Although immensely destructive, the consequences of the atom bomb operated within a utilitarian calculation which was universally understood: to kill or not to kill possibly millions of people. Such ‘simple’ decision-making processes could be curtailed by the doctrine of Mutually Assured Destruction. There were, in other words, simple consequences from a complex technology. The future capabilities of advanced technologies pose complex ethical dilemmas without intuitive unwritten codes of conduct. Where exactly does agency lie in highly automated military processes, or in those directed by artificial intelligence? How can we pursue R&D within quantum computing without simultaneously causing an arms race that risks compromising the world’s encryption systems?
Unfortunately, pondering on the consequences of future technologies for geopolitics is a topic better at providing questions than answers. Ultimately, the winding roads of such futures depend on the values held by citizens, what individuals think of the trade-offs between liberty and freedom versus a sense of safety and security, as well as who they will turn to in order to meet those needs. Such a world, characterised by uncertainty around the development of emerging technologies, may very well require greatly amplified capacities for preventative policing as a means of global governance. Envisioning such an outcome is challenging and even disturbing, alternating between the polarities of a unipolar world order marred by ubiquitous global surveillance, and the replacement of nation states with a system of decentralisation bordering on anarchy.
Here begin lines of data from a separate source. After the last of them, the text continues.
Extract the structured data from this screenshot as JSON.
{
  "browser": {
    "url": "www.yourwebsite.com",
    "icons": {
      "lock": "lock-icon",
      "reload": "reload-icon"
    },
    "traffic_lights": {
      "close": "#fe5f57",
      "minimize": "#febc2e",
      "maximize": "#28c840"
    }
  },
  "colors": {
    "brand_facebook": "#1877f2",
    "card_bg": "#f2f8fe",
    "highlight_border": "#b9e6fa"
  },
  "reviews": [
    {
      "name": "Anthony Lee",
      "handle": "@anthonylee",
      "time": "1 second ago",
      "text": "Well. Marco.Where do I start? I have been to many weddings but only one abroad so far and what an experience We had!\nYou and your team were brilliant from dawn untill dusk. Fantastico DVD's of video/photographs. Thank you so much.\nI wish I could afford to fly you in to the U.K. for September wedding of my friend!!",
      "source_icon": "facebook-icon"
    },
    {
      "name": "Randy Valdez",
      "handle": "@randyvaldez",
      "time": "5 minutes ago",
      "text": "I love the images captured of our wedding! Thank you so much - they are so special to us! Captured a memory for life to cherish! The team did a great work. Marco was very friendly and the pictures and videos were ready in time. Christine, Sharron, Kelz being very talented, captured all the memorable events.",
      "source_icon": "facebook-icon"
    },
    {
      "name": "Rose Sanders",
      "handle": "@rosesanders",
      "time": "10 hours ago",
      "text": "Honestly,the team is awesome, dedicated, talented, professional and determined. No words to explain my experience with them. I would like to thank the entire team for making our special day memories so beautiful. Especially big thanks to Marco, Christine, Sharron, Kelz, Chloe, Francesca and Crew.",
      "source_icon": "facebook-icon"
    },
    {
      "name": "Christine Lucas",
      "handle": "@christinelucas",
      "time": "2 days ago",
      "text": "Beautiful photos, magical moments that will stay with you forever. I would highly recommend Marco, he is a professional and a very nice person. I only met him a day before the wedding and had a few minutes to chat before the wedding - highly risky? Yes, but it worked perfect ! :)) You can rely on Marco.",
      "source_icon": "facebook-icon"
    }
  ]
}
We exist now at the crucial moment where possibility and deliberation intersect – if we choose the path of violent destruction, humanity will have to bear the blame.